Detroit Soup nonprofit marking 5 years with fundraiser
Detroit Soup, where strangers connect over soup, ideas and a vote, is celebrating its five-year anniversary with a fundraising party at Ford Field on Feb. 15.
The nonprofit organization holds monthly dinners to raise money for startups in Detroit. It has raised more than $85,000 from 97 dinners since 2010, providing grants from $110 to more than $2,000.
Past winners include the Empowerment Plan, which makes coats for the homeless that double as sleeping bags, and Rebel Nell, a jewelry-making business whose owners employ disadvantaged women.
Soup director Amy Kaherl said the party will feature past winners, live entertainment and other acts. General admission tickets are $25 and VIP are $125.
“It’s a celebration and looking back on the last five years. Wow — what a great bunch of ideas,” she said.
After receiving grants from three major funders — United Way of Southeastern Michigan ($50,000), the Skillman Foundation ($40,000) and the New Economy Initiative ($30,000) — the crowd-funding organization is in a better position now than it was last year when, Kaherl says, funding became scarce during the city’s bankruptcy.

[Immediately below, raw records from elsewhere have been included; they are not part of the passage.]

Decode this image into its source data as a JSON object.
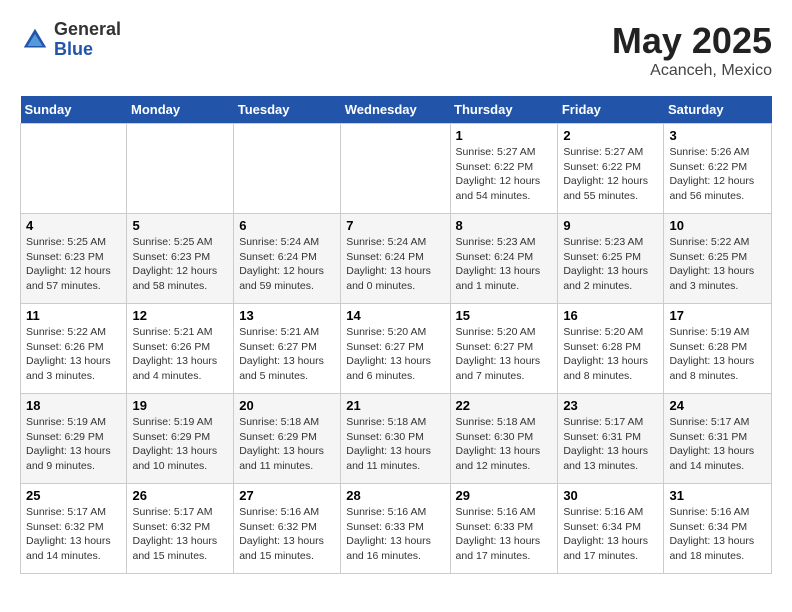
{
  "logo": {
    "general": "General",
    "blue": "Blue"
  },
  "title": "May 2025",
  "subtitle": "Acanceh, Mexico",
  "days_of_week": [
    "Sunday",
    "Monday",
    "Tuesday",
    "Wednesday",
    "Thursday",
    "Friday",
    "Saturday"
  ],
  "weeks": [
    [
      {
        "day": "",
        "detail": ""
      },
      {
        "day": "",
        "detail": ""
      },
      {
        "day": "",
        "detail": ""
      },
      {
        "day": "",
        "detail": ""
      },
      {
        "day": "1",
        "detail": "Sunrise: 5:27 AM\nSunset: 6:22 PM\nDaylight: 12 hours\nand 54 minutes."
      },
      {
        "day": "2",
        "detail": "Sunrise: 5:27 AM\nSunset: 6:22 PM\nDaylight: 12 hours\nand 55 minutes."
      },
      {
        "day": "3",
        "detail": "Sunrise: 5:26 AM\nSunset: 6:22 PM\nDaylight: 12 hours\nand 56 minutes."
      }
    ],
    [
      {
        "day": "4",
        "detail": "Sunrise: 5:25 AM\nSunset: 6:23 PM\nDaylight: 12 hours\nand 57 minutes."
      },
      {
        "day": "5",
        "detail": "Sunrise: 5:25 AM\nSunset: 6:23 PM\nDaylight: 12 hours\nand 58 minutes."
      },
      {
        "day": "6",
        "detail": "Sunrise: 5:24 AM\nSunset: 6:24 PM\nDaylight: 12 hours\nand 59 minutes."
      },
      {
        "day": "7",
        "detail": "Sunrise: 5:24 AM\nSunset: 6:24 PM\nDaylight: 13 hours\nand 0 minutes."
      },
      {
        "day": "8",
        "detail": "Sunrise: 5:23 AM\nSunset: 6:24 PM\nDaylight: 13 hours\nand 1 minute."
      },
      {
        "day": "9",
        "detail": "Sunrise: 5:23 AM\nSunset: 6:25 PM\nDaylight: 13 hours\nand 2 minutes."
      },
      {
        "day": "10",
        "detail": "Sunrise: 5:22 AM\nSunset: 6:25 PM\nDaylight: 13 hours\nand 3 minutes."
      }
    ],
    [
      {
        "day": "11",
        "detail": "Sunrise: 5:22 AM\nSunset: 6:26 PM\nDaylight: 13 hours\nand 3 minutes."
      },
      {
        "day": "12",
        "detail": "Sunrise: 5:21 AM\nSunset: 6:26 PM\nDaylight: 13 hours\nand 4 minutes."
      },
      {
        "day": "13",
        "detail": "Sunrise: 5:21 AM\nSunset: 6:27 PM\nDaylight: 13 hours\nand 5 minutes."
      },
      {
        "day": "14",
        "detail": "Sunrise: 5:20 AM\nSunset: 6:27 PM\nDaylight: 13 hours\nand 6 minutes."
      },
      {
        "day": "15",
        "detail": "Sunrise: 5:20 AM\nSunset: 6:27 PM\nDaylight: 13 hours\nand 7 minutes."
      },
      {
        "day": "16",
        "detail": "Sunrise: 5:20 AM\nSunset: 6:28 PM\nDaylight: 13 hours\nand 8 minutes."
      },
      {
        "day": "17",
        "detail": "Sunrise: 5:19 AM\nSunset: 6:28 PM\nDaylight: 13 hours\nand 8 minutes."
      }
    ],
    [
      {
        "day": "18",
        "detail": "Sunrise: 5:19 AM\nSunset: 6:29 PM\nDaylight: 13 hours\nand 9 minutes."
      },
      {
        "day": "19",
        "detail": "Sunrise: 5:19 AM\nSunset: 6:29 PM\nDaylight: 13 hours\nand 10 minutes."
      },
      {
        "day": "20",
        "detail": "Sunrise: 5:18 AM\nSunset: 6:29 PM\nDaylight: 13 hours\nand 11 minutes."
      },
      {
        "day": "21",
        "detail": "Sunrise: 5:18 AM\nSunset: 6:30 PM\nDaylight: 13 hours\nand 11 minutes."
      },
      {
        "day": "22",
        "detail": "Sunrise: 5:18 AM\nSunset: 6:30 PM\nDaylight: 13 hours\nand 12 minutes."
      },
      {
        "day": "23",
        "detail": "Sunrise: 5:17 AM\nSunset: 6:31 PM\nDaylight: 13 hours\nand 13 minutes."
      },
      {
        "day": "24",
        "detail": "Sunrise: 5:17 AM\nSunset: 6:31 PM\nDaylight: 13 hours\nand 14 minutes."
      }
    ],
    [
      {
        "day": "25",
        "detail": "Sunrise: 5:17 AM\nSunset: 6:32 PM\nDaylight: 13 hours\nand 14 minutes."
      },
      {
        "day": "26",
        "detail": "Sunrise: 5:17 AM\nSunset: 6:32 PM\nDaylight: 13 hours\nand 15 minutes."
      },
      {
        "day": "27",
        "detail": "Sunrise: 5:16 AM\nSunset: 6:32 PM\nDaylight: 13 hours\nand 15 minutes."
      },
      {
        "day": "28",
        "detail": "Sunrise: 5:16 AM\nSunset: 6:33 PM\nDaylight: 13 hours\nand 16 minutes."
      },
      {
        "day": "29",
        "detail": "Sunrise: 5:16 AM\nSunset: 6:33 PM\nDaylight: 13 hours\nand 17 minutes."
      },
      {
        "day": "30",
        "detail": "Sunrise: 5:16 AM\nSunset: 6:34 PM\nDaylight: 13 hours\nand 17 minutes."
      },
      {
        "day": "31",
        "detail": "Sunrise: 5:16 AM\nSunset: 6:34 PM\nDaylight: 13 hours\nand 18 minutes."
      }
    ]
  ]
}
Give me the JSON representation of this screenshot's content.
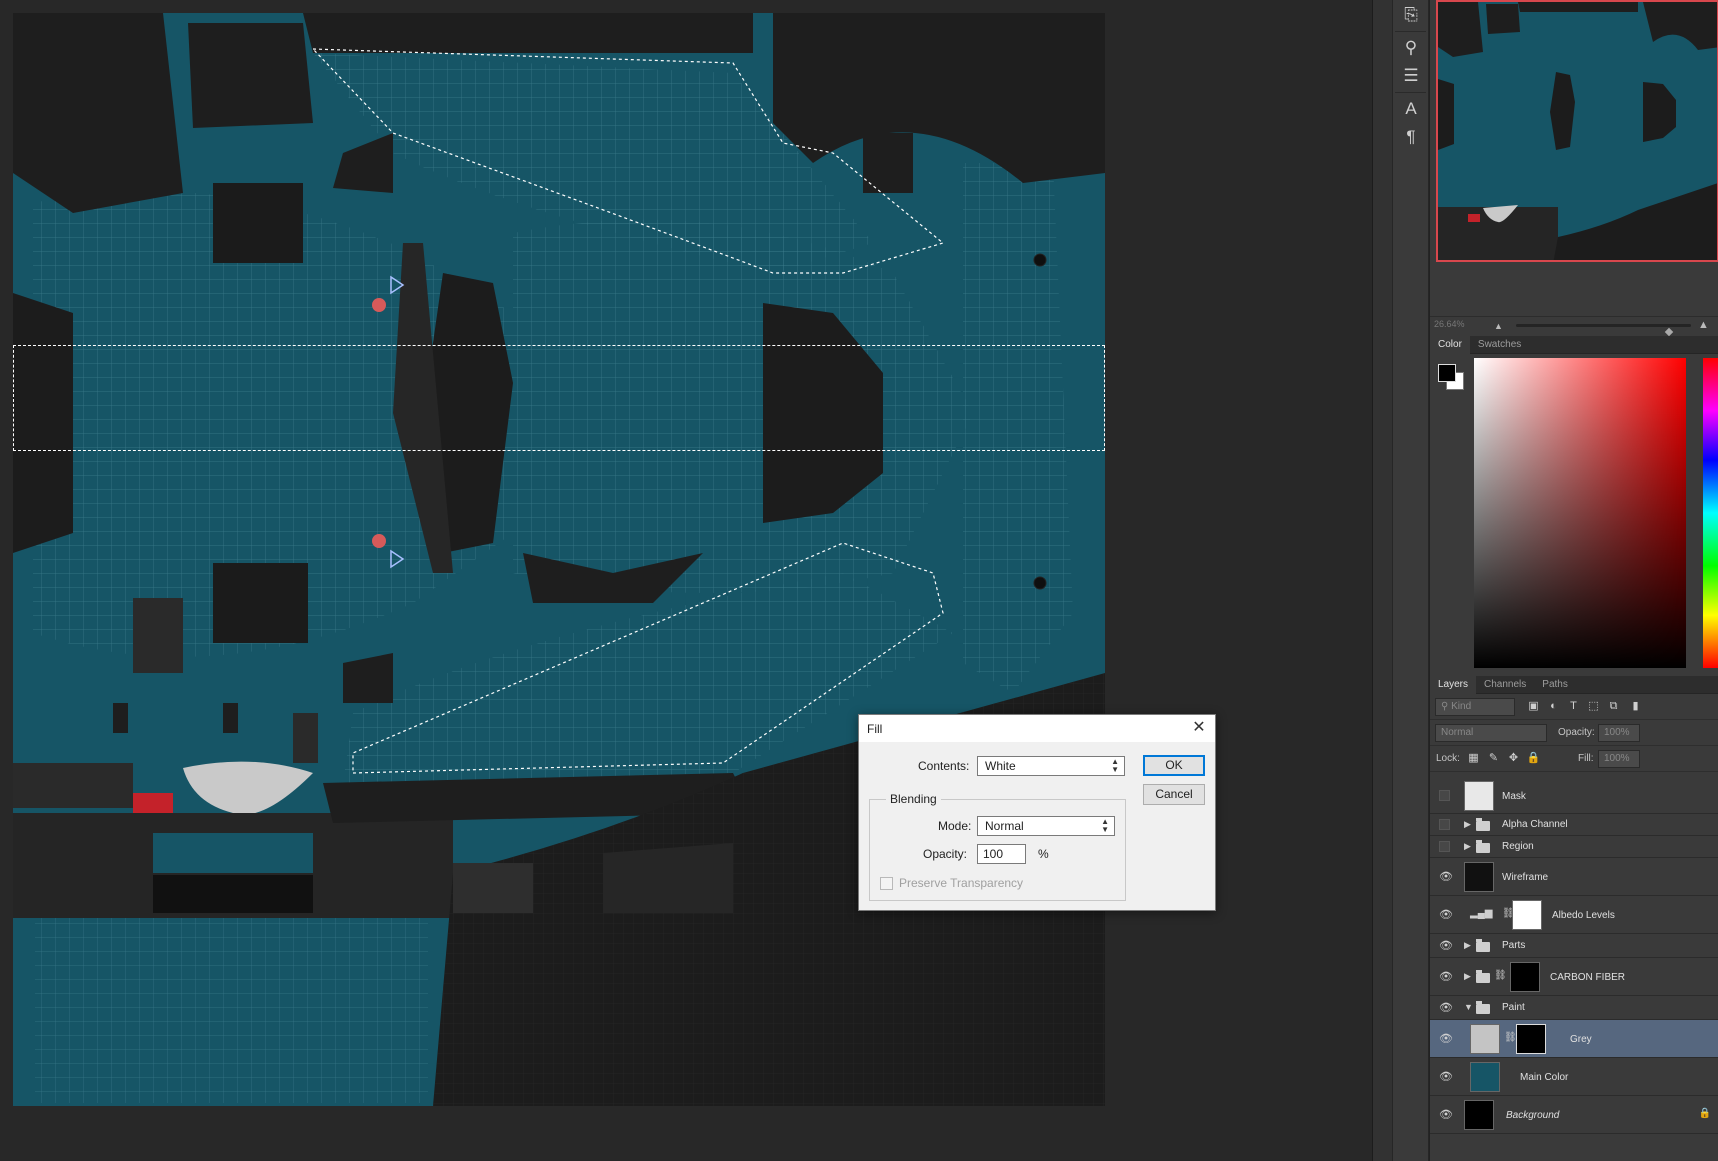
{
  "navigator": {
    "zoom": "26.64%"
  },
  "color_panel": {
    "tabs": [
      "Color",
      "Swatches"
    ],
    "foreground": "#000000",
    "background": "#ffffff"
  },
  "layers_panel": {
    "tabs": [
      "Layers",
      "Channels",
      "Paths"
    ],
    "filter_kind": "Kind",
    "blend_mode": "Normal",
    "opacity_label": "Opacity:",
    "opacity_value": "100%",
    "lock_label": "Lock:",
    "fill_label": "Fill:",
    "fill_value": "100%",
    "layers": [
      {
        "name": "Mask",
        "visible": false,
        "type": "layer"
      },
      {
        "name": "Alpha Channel",
        "visible": false,
        "type": "group"
      },
      {
        "name": "Region",
        "visible": false,
        "type": "group"
      },
      {
        "name": "Wireframe",
        "visible": true,
        "type": "layer"
      },
      {
        "name": "Albedo Levels",
        "visible": true,
        "type": "adjustment"
      },
      {
        "name": "Parts",
        "visible": true,
        "type": "group"
      },
      {
        "name": "CARBON FIBER",
        "visible": true,
        "type": "group"
      },
      {
        "name": "Paint",
        "visible": true,
        "type": "group-open"
      },
      {
        "name": "Grey",
        "visible": true,
        "type": "layer",
        "selected": true
      },
      {
        "name": "Main Color",
        "visible": true,
        "type": "layer"
      },
      {
        "name": "Background",
        "visible": true,
        "type": "background"
      }
    ]
  },
  "fill_dialog": {
    "title": "Fill",
    "contents_label": "Contents:",
    "contents_value": "White",
    "blending_label": "Blending",
    "mode_label": "Mode:",
    "mode_value": "Normal",
    "opacity_label": "Opacity:",
    "opacity_value": "100",
    "opacity_unit": "%",
    "preserve_label": "Preserve Transparency",
    "ok_label": "OK",
    "cancel_label": "Cancel"
  },
  "icons": {
    "eye": "eye-icon",
    "folder": "folder-icon",
    "chain": "link-icon",
    "lock": "lock-icon"
  },
  "colors": {
    "canvas_teal": "#165566",
    "selection_row": "#56677f",
    "navigator_frame": "#d8474d"
  }
}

The organization has been able to raise $100,000 to stay afloat. Kaherl would like to see that number grow to $150,000.
“We need the community. We can’t wait around for the somebody else. We have to be the somebody else,” she said.
Soup started out as a monthly dinner, but has expanded to include quarterly events in nine neighborhoods. It works with residents in Brightmoor, central communities, downtown, East Jefferson, Grandmont Rosedale, the North End, Hamtramck, Highland Park and the Livernois Corridor.
At the dinners, participants pay $5 and listen to four business proposals.
After the pitches, participants vote for their favorite and gather for a buffet-style dinner of soup, salad and any other donated food. The winner is announced after dinner and receives money collected at the door. Each Soup dinner costs about $1,000 to stage.
“We don’t take a cut from any of the dinners we do. We do them in the neighborhoods to see what people are thinking. Soup is a unique opportunity to understand what is happening in communities,” Kaherl said.
The idea of having the fundraiser in Ford Field, Kaherl said, is to explore what new ideas and new venues could be in store for future projects and ideas.
“I’m a theologian by education. Sports games have become our new cathedrals. Wouldn’t it be fun to do art, entrepreneurship in Ford Field? It’s something different for us. What else can a place that is only active 10 weeks be? What else can be done?” she said.
Event details are at detroitsoup.com.
What is Detroit Soup?
It’s a micro-granting dinner celebrating and supporting creative projects in Detroit.
For a donation of $5, attendees receive soup, salad, bread and a vote and hear four presentations ranging from art, urban agriculture, social justice, social entrepreneurs, education, technology and more. Presenter have four minutes to share their idea and answer four questions from the audience. At the event, attendees eat, talk, share resources, enjoy art and vote on the project they think benefits the city the most. At the end of the night, ballots are counted and the winner goes home with all of the money raised to carry out their project. Winners come back to a future Soup dinner to report their project’s progress.
Source: Detroit Soup